● **PROBLEM STATEMENT**: The lines to find are those in the entries that hold the word "index"; copy every one of them.

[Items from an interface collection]

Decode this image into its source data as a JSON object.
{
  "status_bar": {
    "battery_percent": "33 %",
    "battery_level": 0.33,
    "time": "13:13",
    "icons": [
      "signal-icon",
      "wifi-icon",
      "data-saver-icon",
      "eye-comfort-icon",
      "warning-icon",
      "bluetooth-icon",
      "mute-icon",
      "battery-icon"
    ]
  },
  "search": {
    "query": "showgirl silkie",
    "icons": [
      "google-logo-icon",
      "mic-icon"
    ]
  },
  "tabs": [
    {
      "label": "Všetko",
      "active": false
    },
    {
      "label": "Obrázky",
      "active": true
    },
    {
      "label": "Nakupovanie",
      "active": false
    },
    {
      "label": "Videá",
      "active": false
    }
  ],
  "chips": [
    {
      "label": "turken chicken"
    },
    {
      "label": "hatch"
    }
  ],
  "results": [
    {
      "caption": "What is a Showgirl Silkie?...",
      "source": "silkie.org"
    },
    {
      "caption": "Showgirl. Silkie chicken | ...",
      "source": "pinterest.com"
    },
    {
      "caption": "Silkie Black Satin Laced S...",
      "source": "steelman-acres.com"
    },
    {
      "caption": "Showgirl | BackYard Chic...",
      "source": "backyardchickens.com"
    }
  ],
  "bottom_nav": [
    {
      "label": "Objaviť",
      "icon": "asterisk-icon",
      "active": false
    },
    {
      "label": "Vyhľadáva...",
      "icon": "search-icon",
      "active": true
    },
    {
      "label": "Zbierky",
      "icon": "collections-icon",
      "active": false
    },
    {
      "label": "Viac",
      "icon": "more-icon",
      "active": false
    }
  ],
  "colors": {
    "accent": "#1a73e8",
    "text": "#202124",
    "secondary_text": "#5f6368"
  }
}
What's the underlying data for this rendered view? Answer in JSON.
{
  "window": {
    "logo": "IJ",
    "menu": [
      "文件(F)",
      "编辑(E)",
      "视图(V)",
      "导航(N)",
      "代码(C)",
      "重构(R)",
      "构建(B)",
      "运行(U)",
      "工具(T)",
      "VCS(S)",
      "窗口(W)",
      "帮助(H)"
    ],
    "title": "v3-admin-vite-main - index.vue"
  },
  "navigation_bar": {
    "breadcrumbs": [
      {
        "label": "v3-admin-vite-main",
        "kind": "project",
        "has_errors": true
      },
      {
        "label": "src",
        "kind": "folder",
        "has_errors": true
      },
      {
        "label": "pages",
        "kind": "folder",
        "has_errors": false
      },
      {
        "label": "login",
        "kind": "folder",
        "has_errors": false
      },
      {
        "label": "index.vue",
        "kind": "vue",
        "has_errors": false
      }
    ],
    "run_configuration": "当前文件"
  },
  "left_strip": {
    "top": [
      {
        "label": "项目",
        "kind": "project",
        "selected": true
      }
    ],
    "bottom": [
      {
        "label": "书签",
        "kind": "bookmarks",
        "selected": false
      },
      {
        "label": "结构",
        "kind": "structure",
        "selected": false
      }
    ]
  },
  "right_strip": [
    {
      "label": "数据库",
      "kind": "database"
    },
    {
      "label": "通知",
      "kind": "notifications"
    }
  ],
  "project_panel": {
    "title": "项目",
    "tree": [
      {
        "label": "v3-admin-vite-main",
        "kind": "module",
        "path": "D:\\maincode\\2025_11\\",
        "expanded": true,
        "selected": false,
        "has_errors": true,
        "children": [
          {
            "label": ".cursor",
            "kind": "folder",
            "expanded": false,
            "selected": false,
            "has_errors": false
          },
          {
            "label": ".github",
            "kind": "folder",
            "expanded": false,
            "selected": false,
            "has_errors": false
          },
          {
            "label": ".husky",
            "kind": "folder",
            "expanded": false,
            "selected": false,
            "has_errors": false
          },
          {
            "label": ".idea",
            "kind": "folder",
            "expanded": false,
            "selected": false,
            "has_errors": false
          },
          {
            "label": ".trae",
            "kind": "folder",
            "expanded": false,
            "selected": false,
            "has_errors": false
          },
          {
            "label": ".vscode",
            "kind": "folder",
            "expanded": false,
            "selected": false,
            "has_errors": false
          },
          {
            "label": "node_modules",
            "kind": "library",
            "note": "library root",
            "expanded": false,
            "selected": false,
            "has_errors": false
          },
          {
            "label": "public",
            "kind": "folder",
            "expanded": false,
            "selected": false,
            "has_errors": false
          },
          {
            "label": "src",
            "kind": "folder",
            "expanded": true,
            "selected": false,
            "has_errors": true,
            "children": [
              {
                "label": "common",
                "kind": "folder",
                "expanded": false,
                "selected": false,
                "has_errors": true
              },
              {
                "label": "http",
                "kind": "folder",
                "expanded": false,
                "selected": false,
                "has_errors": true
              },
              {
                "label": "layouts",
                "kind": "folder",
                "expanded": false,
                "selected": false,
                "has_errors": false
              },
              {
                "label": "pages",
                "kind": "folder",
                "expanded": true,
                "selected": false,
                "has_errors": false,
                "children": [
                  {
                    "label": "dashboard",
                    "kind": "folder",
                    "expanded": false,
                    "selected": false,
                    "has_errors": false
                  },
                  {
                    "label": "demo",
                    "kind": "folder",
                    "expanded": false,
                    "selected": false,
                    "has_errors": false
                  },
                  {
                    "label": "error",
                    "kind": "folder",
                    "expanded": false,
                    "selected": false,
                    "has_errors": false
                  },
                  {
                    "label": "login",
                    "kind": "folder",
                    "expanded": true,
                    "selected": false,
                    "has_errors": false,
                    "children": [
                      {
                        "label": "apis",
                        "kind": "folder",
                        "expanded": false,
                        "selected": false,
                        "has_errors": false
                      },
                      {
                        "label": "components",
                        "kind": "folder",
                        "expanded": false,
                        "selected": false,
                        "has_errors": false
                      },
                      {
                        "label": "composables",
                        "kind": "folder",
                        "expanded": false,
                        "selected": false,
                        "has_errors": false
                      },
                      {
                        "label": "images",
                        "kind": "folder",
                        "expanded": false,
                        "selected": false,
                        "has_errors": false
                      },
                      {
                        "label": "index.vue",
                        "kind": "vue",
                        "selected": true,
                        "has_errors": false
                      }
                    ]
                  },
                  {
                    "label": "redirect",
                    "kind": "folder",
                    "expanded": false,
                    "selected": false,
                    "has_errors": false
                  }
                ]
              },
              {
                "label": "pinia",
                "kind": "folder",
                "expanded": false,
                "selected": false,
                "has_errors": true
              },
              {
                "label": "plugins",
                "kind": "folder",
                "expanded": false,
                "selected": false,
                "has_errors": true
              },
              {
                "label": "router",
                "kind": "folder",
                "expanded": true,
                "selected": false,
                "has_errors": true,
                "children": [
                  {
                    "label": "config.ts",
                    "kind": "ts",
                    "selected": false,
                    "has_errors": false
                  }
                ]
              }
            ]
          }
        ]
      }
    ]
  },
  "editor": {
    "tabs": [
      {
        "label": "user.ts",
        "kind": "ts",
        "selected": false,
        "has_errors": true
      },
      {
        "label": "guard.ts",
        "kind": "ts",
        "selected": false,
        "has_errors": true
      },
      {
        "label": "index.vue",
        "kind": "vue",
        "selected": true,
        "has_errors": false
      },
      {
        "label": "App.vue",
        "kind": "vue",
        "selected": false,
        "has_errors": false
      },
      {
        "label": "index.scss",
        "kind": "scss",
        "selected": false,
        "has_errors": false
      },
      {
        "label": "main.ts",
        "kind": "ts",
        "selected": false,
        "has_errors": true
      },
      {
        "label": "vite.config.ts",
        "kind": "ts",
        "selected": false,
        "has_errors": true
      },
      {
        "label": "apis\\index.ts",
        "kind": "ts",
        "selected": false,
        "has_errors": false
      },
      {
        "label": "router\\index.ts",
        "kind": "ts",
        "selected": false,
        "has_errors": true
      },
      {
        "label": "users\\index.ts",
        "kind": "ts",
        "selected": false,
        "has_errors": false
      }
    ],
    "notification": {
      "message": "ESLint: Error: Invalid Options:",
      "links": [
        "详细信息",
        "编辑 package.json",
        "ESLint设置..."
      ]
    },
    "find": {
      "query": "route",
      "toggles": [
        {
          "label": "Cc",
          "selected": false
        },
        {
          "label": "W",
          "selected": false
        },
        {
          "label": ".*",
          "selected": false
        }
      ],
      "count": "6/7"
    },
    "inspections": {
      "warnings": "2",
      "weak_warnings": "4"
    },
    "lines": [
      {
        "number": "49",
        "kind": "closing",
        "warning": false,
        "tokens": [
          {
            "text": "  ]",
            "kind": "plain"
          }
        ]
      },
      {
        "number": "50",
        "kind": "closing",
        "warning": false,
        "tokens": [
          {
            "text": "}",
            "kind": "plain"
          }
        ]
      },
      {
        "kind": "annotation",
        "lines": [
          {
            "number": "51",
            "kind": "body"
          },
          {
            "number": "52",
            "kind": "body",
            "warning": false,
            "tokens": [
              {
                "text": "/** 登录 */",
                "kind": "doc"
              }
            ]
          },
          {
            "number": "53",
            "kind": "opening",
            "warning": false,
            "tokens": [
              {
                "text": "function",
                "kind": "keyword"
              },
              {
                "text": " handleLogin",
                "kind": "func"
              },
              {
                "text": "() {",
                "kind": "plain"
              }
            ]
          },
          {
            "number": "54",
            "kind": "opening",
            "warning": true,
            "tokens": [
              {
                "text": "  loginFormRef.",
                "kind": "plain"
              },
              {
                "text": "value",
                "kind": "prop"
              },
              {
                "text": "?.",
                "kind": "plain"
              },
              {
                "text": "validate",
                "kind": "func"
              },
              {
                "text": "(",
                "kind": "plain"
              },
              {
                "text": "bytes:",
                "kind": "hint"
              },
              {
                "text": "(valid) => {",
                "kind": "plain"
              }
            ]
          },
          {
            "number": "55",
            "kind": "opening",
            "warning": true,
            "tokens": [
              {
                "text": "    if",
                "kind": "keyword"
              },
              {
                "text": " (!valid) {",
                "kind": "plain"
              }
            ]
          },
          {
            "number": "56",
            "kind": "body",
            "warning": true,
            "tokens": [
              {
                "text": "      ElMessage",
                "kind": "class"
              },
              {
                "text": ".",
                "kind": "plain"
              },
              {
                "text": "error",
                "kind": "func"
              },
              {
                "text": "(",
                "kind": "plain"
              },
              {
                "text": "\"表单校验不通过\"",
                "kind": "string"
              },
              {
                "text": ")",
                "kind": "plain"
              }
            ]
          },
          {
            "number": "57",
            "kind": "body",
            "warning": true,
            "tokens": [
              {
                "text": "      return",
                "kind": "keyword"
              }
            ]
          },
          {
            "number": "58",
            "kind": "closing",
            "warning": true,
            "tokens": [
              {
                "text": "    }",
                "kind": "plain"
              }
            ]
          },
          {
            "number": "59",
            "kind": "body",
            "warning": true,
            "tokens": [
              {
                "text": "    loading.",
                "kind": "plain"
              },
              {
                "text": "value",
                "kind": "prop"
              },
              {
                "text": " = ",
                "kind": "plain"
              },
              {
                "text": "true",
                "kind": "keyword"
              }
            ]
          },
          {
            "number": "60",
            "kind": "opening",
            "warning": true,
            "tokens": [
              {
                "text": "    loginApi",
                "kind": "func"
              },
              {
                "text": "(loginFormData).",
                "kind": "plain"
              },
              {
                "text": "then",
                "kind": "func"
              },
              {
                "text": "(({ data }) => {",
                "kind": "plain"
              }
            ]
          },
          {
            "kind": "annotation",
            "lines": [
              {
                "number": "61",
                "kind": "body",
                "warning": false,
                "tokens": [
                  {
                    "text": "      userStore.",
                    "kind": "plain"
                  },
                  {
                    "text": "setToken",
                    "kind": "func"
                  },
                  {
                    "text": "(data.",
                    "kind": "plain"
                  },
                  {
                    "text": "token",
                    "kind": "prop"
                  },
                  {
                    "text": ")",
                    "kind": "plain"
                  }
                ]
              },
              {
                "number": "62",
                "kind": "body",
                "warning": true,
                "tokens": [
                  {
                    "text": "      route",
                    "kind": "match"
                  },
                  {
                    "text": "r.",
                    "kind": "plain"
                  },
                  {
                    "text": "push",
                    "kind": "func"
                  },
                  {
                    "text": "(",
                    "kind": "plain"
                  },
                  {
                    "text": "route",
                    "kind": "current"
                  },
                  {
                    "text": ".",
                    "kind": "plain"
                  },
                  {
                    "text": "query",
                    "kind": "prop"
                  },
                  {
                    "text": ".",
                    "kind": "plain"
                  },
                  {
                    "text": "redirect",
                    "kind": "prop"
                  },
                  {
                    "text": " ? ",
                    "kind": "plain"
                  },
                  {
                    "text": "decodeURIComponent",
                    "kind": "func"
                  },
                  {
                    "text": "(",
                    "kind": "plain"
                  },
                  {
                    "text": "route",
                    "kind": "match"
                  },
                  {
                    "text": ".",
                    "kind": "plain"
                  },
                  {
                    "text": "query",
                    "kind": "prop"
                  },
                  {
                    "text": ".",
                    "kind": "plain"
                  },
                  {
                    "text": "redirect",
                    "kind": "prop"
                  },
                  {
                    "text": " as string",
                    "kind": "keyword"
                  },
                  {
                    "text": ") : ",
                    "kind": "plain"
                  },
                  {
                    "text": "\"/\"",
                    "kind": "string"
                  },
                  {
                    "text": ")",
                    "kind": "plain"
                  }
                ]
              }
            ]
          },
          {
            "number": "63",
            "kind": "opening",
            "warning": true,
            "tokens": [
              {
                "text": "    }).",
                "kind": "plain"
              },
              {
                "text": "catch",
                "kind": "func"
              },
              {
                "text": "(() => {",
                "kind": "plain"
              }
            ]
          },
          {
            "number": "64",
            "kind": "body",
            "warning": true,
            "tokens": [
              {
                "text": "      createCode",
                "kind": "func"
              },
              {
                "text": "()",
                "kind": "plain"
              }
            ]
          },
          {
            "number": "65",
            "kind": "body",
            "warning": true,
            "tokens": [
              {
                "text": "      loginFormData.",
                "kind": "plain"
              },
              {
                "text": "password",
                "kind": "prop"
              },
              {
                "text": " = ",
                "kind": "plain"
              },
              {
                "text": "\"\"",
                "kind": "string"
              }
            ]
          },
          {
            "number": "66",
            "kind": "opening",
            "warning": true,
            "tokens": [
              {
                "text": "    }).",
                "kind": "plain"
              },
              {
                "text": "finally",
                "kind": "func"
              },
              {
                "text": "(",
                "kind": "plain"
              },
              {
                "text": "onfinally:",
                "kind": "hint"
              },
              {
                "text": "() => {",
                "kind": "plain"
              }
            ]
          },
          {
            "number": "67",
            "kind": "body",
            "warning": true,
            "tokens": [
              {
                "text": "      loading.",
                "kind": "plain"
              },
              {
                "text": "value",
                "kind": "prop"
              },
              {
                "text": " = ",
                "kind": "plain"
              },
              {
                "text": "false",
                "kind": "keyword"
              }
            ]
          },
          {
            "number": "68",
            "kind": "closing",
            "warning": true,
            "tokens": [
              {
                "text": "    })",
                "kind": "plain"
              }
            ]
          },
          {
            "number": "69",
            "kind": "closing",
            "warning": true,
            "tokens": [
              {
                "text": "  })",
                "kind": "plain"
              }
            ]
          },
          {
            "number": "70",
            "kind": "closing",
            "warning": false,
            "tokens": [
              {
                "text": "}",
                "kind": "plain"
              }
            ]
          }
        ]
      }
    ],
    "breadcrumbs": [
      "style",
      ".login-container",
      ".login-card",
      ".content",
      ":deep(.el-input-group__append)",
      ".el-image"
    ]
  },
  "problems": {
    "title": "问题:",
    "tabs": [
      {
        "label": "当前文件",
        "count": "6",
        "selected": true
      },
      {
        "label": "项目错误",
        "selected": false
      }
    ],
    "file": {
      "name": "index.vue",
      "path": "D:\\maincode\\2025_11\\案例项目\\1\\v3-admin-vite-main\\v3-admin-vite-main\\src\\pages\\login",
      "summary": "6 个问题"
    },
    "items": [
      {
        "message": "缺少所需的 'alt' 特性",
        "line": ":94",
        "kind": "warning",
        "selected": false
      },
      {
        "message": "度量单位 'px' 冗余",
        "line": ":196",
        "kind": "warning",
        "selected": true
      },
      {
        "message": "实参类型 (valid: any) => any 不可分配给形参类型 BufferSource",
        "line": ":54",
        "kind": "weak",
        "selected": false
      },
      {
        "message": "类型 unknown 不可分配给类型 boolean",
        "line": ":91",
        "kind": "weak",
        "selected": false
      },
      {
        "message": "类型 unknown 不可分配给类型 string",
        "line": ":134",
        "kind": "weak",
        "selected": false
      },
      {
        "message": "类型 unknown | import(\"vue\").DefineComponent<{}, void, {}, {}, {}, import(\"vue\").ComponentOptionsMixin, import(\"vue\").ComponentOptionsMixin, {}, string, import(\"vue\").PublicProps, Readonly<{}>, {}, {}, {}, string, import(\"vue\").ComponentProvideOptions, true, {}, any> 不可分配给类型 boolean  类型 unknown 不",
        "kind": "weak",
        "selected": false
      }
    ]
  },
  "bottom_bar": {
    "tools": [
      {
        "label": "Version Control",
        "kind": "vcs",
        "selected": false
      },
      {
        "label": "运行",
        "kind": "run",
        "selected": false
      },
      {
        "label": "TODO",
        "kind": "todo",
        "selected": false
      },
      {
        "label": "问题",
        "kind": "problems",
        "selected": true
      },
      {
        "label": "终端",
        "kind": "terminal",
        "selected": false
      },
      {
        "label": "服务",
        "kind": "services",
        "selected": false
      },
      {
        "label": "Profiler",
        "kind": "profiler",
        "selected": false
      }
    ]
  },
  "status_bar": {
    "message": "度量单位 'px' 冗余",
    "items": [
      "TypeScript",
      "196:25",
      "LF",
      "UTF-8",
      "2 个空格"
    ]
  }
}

● **ANSWER TO THIS PROBLEM**:
    "title": "v3-admin-vite-main - index.vue"
        "label": "index.vue",
                        "label": "index.vue",
        "label": "index.vue",
        "label": "index.scss",
        "label": "apis\\index.ts",
        "label": "router\\index.ts",
        "label": "users\\index.ts",
      "name": "index.vue",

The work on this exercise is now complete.